I saw my Pulmonologist again. I asked him about the black spots I saw when he had the camera in my lungs. He said those spots were my bronchial tubes, and that he saw nothing unusual in there. He said all my tests came back negative, and he suspects the Revlimid was causing the cough and the low blood numbers. He asked for another scan to confirm my improvement.
I saw my Urologist again. It was the three year anniversary of my prostate cancer surgery. The blood test results say PSA is undetectable. Those words are sweet to my ears. I am thankful for my recovery from that cancer and surgery.

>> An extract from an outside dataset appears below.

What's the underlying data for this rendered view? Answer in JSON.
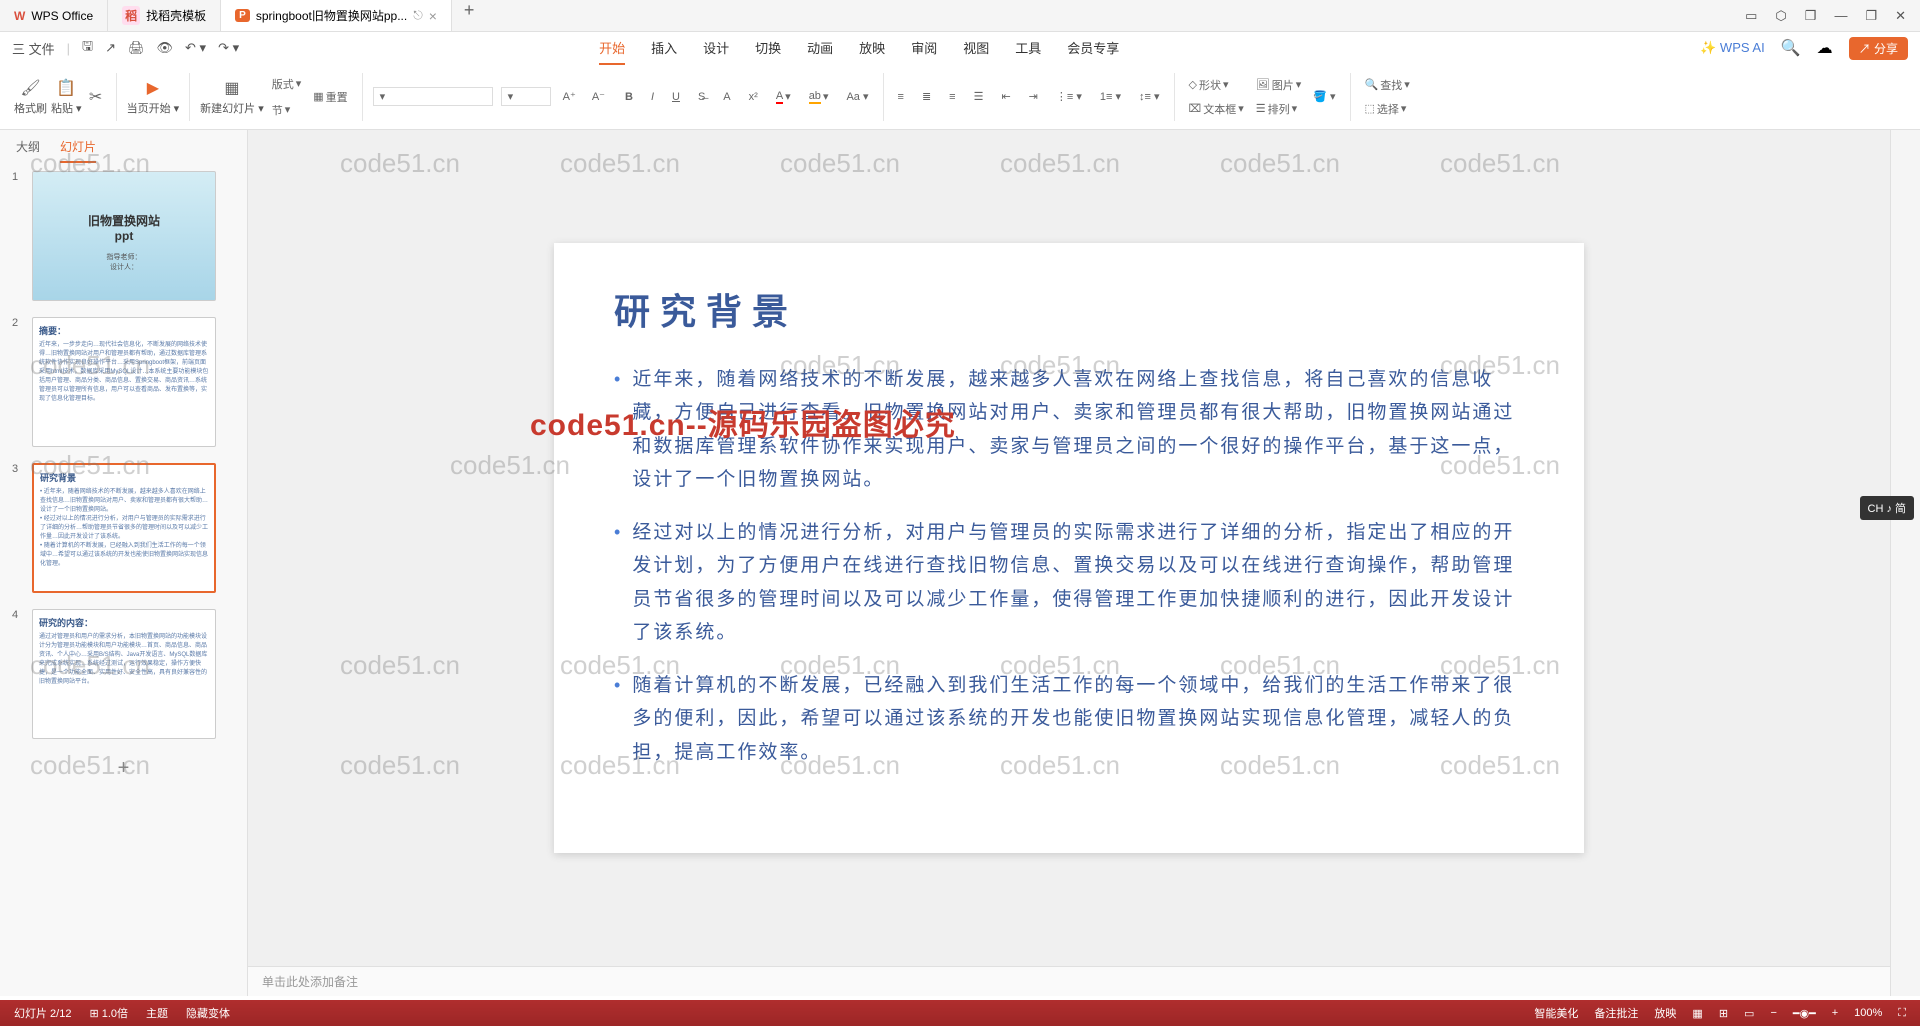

I saw my Oncologist again. She agrees the Revlimid was probably causing a negative reaction. I stopped taking it a couple months ago. She strongly recommends that I continue my low dose chemo maintenance with Velcade. Revlimid was a pill; Velcade is administered as a shot in the stomach. I’ll get one every two weeks. It’s the same shot I was previously getting twice a week. She reminded me that maintenance medication will give me more time between transplants, and if it buys me a year, it’s well worth it, not just for pushing the next transplant a year farther down the road, but she said with the frequent new developments in the treatment of Multiple Myeloma, one year could make a difference in the future treatments I might receive.